A nation of hypocrisy. Hypocrisy, can’t you see this nation was not intended for you or for me Me, a black woman in America. I am fearful Fearful for the very lives I am attached to; and for the lives I can create.
As much as I find myself choosing to see myself in other black women, I can truthfully say that I do the same for black men. In fact, the whole black community is expected to see its needs and interests reflected in those issues and needs most relevant to straight black men. Furthermore, as a black woman, I see my survival as entangled with that of black men despite how strained our personal interactions may be. We fight for black men and it’s often unclear or minimal what we, as black women, get in return. This isn’t even meant to be a shady critique but a discussion about choice. With every choice we make to center straight, cis black men in our community politics, we choose to overlook the issues most impacting every other black identity, including black trans women and girls, as well as cis and non-binary black people.
Exasperation. Shock. Annoyance. Confusion. Disgust.

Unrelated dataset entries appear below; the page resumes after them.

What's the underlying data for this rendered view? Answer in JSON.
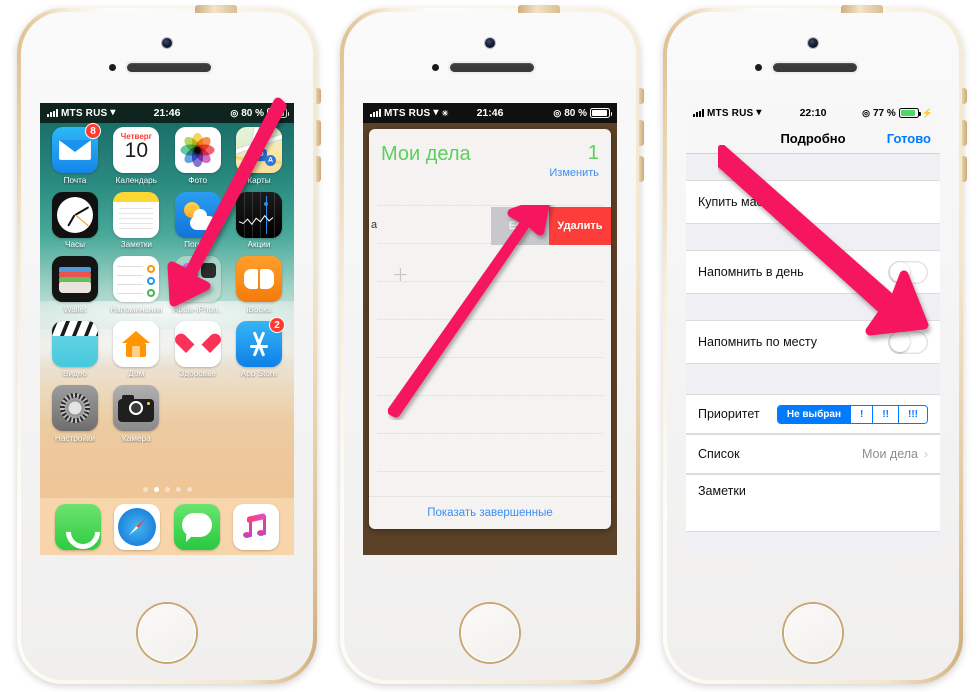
{
  "accent_pink": "#f5165f",
  "phone1": {
    "status": {
      "carrier": "MTS RUS",
      "time": "21:46",
      "battery_pct": "80 %",
      "wifi_icon": "wifi-icon",
      "signal_icon": "signal-bars-icon",
      "lock_icon": "rotation-lock-icon"
    },
    "apps_row1": [
      {
        "name": "Почта",
        "icon": "mail-icon",
        "badge": "8"
      },
      {
        "name": "Календарь",
        "icon": "calendar-icon",
        "weekday": "Четверг",
        "day": "10"
      },
      {
        "name": "Фото",
        "icon": "photos-icon"
      },
      {
        "name": "Карты",
        "icon": "maps-icon",
        "shield": "80",
        "pin": "A"
      }
    ],
    "apps_row2": [
      {
        "name": "Часы",
        "icon": "clock-icon"
      },
      {
        "name": "Заметки",
        "icon": "notes-icon"
      },
      {
        "name": "Погода",
        "icon": "weather-icon"
      },
      {
        "name": "Акции",
        "icon": "stocks-icon"
      }
    ],
    "apps_row3": [
      {
        "name": "Wallet",
        "icon": "wallet-icon"
      },
      {
        "name": "Напоминания",
        "icon": "reminders-icon"
      },
      {
        "name": "Apple-iPhon..",
        "icon": "folder-icon"
      },
      {
        "name": "iBooks",
        "icon": "ibooks-icon"
      }
    ],
    "apps_row4": [
      {
        "name": "Видео",
        "icon": "video-icon"
      },
      {
        "name": "Дом",
        "icon": "home-app-icon"
      },
      {
        "name": "Здоровье",
        "icon": "health-icon"
      },
      {
        "name": "App Store",
        "icon": "app-store-icon",
        "badge": "2"
      }
    ],
    "apps_row5": [
      {
        "name": "Настройки",
        "icon": "settings-icon"
      },
      {
        "name": "Камера",
        "icon": "camera-icon"
      }
    ],
    "dock": [
      {
        "name": "Телефон",
        "icon": "phone-icon"
      },
      {
        "name": "Safari",
        "icon": "safari-icon"
      },
      {
        "name": "Сообщения",
        "icon": "messages-icon"
      },
      {
        "name": "Музыка",
        "icon": "music-icon"
      }
    ],
    "page_dots": {
      "count": 5,
      "active_index": 1
    }
  },
  "phone2": {
    "status": {
      "carrier": "MTS RUS",
      "time": "21:46",
      "battery_pct": "80 %",
      "wifi_icon": "wifi-icon",
      "signal_icon": "signal-bars-icon",
      "brightness_icon": "brightness-icon",
      "lock_icon": "rotation-lock-icon"
    },
    "list_title": "Мои дела",
    "list_count": "1",
    "edit_label": "Изменить",
    "swiped_row_text": "а",
    "more_button": "Еще",
    "delete_button": "Удалить",
    "add_icon": "plus-icon",
    "show_completed": "Показать завершенные"
  },
  "phone3": {
    "status": {
      "carrier": "MTS RUS",
      "time": "22:10",
      "battery_pct": "77 %",
      "wifi_icon": "wifi-icon",
      "signal_icon": "signal-bars-icon",
      "charging_icon": "lightning-bolt-icon",
      "lock_icon": "rotation-lock-icon"
    },
    "nav_title": "Подробно",
    "nav_done": "Готово",
    "task_title": "Купить масло",
    "remind_day_label": "Напомнить в день",
    "remind_day_on": false,
    "remind_place_label": "Напомнить по месту",
    "remind_place_on": false,
    "priority_label": "Приоритет",
    "priority_options": [
      "Не выбран",
      "!",
      "!!",
      "!!!"
    ],
    "priority_selected_index": 0,
    "list_label": "Список",
    "list_value": "Мои дела",
    "notes_label": "Заметки",
    "chevron_icon": "chevron-right-icon"
  }
}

Like many others, I ridiculed him. Who was this fool? Who was this black man, just another among the laundry list of many, apparently ensnared by the siren Kardashian Klan (pun most certainly intended)?
If we were to get rid of rap and hip-hop music, would the greater black community be better off, and placed on equal footing with our Caucasian counterparts, who, as a group, head the socioeconomic totem pole? Obviously not. Thus, largely invalidating Rivera’s thesis. However, would eliminating violent lyrics from the music consumed by so many black youth, some of whom are at a high risk of joining gangs due to their location and socioeconomic status, benefit the black community? Perhaps. However, only perhaps.

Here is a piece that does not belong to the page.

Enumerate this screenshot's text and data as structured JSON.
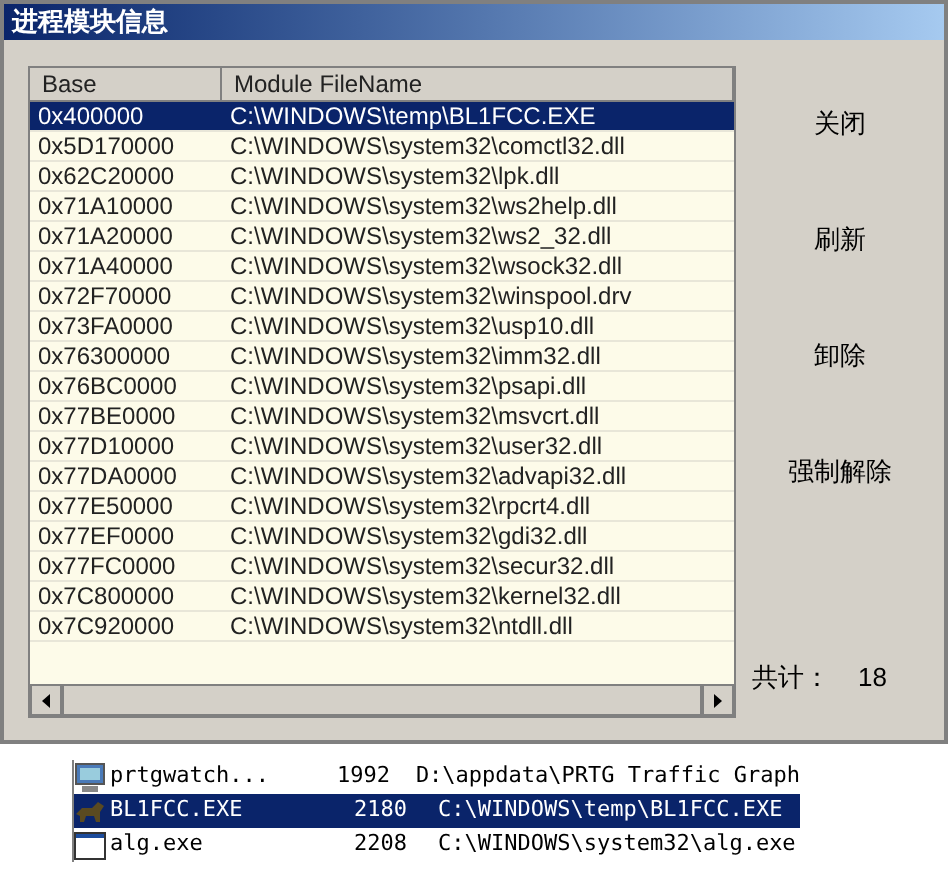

The war against Black people is global and as Dr. King once said, “None of us are free until all of us are free.” Let’s make sure our sister Marielle Franco’s life and death isn’t in vain. Let’s make sure the voice and the strength of our diaspora is felt beyond Black Panther’s box office numbers. Share her story. Demand justice. End the war on black people everywhere. Say Her Name!

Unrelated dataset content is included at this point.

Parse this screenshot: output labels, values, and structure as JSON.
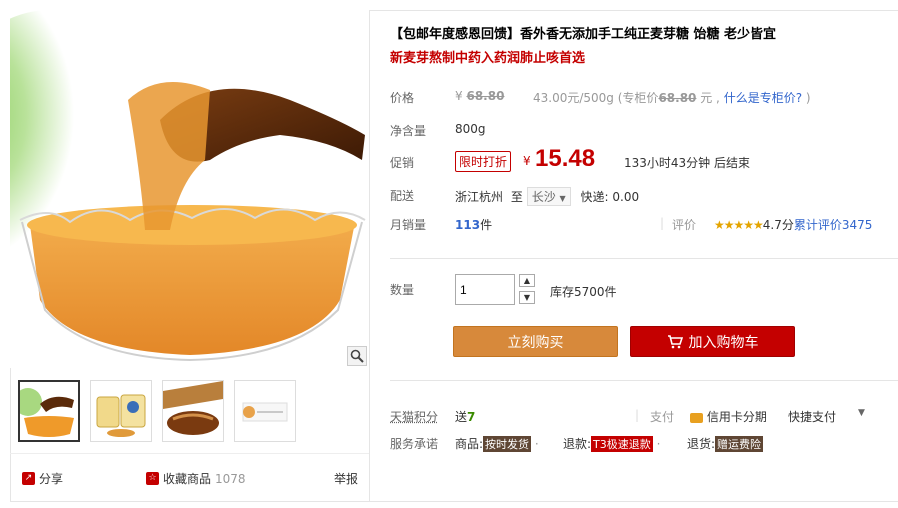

At some point in my life, I experienced a…shift. There was an undercurrent. Perhaps that’s the best way to describe it. There was a shift in my behavior and ideology that was so slight, so gradual that it was able to fly under my radar. I found myself feeling a lot more self-conscious in certain situations. I felt more insecure around certain groups of people. It felt like a loss of control.